→ **Work task**
Please return every line of the records that contains the word "screenshot".

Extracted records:
##############################

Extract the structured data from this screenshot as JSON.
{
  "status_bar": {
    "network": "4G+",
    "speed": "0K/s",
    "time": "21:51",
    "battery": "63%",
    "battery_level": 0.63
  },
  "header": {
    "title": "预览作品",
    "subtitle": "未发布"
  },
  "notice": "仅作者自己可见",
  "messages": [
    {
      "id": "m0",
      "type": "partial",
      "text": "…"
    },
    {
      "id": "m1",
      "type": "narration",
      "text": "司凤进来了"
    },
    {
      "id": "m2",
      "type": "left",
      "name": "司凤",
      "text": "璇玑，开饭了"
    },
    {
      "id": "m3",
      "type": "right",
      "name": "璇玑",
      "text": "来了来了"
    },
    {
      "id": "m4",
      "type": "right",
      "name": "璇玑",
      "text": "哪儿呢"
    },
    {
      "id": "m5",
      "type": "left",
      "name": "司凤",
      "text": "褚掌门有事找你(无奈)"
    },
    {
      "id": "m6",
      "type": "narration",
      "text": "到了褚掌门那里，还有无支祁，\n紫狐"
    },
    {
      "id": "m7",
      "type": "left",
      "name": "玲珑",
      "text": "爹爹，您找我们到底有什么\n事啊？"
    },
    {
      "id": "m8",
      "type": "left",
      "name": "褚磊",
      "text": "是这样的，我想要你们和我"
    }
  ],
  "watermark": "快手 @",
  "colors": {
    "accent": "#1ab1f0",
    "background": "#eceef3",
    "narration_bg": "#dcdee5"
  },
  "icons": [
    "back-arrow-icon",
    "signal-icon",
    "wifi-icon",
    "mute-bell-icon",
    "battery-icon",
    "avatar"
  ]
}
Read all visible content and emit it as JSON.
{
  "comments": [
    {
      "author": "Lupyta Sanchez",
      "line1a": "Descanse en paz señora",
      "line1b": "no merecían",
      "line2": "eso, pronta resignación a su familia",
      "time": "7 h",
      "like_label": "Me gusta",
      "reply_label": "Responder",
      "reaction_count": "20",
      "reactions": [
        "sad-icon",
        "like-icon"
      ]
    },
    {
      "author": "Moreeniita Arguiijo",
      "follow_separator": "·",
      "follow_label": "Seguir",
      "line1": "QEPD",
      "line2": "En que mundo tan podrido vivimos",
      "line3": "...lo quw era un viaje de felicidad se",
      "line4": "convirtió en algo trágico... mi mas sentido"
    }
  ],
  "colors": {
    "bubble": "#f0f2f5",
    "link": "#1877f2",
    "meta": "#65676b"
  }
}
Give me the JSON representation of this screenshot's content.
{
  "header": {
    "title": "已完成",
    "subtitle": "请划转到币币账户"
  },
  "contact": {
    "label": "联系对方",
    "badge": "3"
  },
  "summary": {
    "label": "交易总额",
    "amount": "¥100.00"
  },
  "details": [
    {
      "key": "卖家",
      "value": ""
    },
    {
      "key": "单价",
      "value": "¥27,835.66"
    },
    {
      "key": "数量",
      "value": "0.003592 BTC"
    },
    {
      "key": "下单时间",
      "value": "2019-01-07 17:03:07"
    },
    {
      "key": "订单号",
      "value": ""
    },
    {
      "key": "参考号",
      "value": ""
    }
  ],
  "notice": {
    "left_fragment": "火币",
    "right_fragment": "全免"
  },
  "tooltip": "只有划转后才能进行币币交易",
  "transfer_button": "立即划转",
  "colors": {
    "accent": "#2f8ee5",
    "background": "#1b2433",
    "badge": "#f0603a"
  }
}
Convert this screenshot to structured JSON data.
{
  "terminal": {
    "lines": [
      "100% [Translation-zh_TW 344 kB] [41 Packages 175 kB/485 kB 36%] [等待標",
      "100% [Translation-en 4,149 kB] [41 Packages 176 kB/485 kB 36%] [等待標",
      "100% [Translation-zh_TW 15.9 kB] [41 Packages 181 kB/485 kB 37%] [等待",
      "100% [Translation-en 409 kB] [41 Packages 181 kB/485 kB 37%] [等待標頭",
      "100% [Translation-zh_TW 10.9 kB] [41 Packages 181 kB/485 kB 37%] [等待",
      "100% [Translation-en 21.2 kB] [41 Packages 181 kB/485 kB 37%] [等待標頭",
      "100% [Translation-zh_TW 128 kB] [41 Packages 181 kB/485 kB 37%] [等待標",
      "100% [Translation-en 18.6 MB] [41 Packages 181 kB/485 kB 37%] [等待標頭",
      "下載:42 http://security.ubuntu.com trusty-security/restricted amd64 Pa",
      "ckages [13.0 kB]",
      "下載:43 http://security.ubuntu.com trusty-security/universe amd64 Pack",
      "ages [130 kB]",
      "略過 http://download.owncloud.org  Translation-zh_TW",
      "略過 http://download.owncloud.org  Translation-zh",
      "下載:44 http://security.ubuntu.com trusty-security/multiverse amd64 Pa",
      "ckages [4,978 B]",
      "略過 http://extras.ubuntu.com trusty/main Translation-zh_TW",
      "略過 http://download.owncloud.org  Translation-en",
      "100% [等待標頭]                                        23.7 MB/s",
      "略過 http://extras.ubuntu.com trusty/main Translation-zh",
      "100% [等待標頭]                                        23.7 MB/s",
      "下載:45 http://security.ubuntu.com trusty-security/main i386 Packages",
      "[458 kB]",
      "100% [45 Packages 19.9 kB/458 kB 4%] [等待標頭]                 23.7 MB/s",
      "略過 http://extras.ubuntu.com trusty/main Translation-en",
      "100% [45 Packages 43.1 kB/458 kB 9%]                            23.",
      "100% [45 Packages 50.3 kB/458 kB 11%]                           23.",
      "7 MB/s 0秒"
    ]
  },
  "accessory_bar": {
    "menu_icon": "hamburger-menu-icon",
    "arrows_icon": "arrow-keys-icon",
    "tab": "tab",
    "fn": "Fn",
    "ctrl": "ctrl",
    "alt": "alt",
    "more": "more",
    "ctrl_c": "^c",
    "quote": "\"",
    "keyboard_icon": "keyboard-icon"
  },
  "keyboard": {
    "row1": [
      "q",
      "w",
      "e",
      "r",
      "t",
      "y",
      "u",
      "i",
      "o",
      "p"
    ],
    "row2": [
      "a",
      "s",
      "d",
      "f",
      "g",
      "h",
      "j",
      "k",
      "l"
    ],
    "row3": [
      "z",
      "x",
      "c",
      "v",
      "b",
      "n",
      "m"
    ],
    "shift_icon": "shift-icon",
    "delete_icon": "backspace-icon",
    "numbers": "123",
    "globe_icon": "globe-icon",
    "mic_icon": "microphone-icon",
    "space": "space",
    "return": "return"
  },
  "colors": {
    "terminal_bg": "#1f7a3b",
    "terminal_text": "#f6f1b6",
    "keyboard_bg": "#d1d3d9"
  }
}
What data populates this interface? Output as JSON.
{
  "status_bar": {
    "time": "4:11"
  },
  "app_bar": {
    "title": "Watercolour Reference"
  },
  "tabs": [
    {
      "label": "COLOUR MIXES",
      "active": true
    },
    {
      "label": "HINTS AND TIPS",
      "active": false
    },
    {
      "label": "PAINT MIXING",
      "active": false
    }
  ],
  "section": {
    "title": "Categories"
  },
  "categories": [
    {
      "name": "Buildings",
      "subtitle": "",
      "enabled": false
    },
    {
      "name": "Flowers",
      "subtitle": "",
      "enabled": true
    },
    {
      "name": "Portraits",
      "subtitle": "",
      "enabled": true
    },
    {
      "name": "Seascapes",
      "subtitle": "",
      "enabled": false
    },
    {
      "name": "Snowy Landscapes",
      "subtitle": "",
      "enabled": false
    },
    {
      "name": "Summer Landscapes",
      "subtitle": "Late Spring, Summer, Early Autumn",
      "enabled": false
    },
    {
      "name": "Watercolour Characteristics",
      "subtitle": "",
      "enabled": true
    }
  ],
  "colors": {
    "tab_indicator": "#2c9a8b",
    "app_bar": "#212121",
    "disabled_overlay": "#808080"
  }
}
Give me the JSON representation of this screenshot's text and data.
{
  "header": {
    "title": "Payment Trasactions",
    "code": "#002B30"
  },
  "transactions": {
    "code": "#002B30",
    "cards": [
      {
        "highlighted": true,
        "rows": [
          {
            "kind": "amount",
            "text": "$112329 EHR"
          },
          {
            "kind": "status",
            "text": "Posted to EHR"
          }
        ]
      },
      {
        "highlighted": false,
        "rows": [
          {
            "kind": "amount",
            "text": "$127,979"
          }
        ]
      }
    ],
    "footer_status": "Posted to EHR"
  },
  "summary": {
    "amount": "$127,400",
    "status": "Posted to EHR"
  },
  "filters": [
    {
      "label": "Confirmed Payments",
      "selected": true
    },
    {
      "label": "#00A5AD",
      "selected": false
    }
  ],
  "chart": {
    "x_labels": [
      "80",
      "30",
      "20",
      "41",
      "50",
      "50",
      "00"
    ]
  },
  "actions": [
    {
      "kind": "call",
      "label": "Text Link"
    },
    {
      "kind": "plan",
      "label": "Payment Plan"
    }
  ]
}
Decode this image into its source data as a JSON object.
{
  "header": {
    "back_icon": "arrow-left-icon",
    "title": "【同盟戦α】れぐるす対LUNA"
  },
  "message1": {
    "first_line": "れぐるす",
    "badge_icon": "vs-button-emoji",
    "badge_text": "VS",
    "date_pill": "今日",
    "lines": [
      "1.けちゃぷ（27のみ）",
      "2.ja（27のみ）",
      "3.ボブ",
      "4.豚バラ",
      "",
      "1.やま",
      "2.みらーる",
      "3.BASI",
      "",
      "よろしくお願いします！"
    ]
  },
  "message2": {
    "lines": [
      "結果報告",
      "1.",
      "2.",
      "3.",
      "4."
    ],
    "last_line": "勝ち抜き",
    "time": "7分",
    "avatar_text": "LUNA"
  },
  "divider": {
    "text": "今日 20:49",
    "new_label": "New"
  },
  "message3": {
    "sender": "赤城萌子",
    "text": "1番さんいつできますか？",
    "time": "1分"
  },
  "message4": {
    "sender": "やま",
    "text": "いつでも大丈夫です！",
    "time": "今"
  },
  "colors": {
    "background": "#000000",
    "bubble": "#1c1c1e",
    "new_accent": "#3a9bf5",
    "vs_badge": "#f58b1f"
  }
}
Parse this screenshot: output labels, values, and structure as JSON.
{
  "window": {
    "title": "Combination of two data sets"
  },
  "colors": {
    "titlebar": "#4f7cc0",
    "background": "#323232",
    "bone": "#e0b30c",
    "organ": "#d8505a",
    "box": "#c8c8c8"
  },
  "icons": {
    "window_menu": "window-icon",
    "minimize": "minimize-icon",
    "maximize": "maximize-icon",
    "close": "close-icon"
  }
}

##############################

→ **Answer for the task**
Extract the structured data from this screenshot as JSON.
Give me the JSON representation of this screenshot's content.
Convert this screenshot to structured JSON data.
Give me the JSON representation of this screenshot's text and data.
Parse this screenshot: output labels, values, and structure as JSON.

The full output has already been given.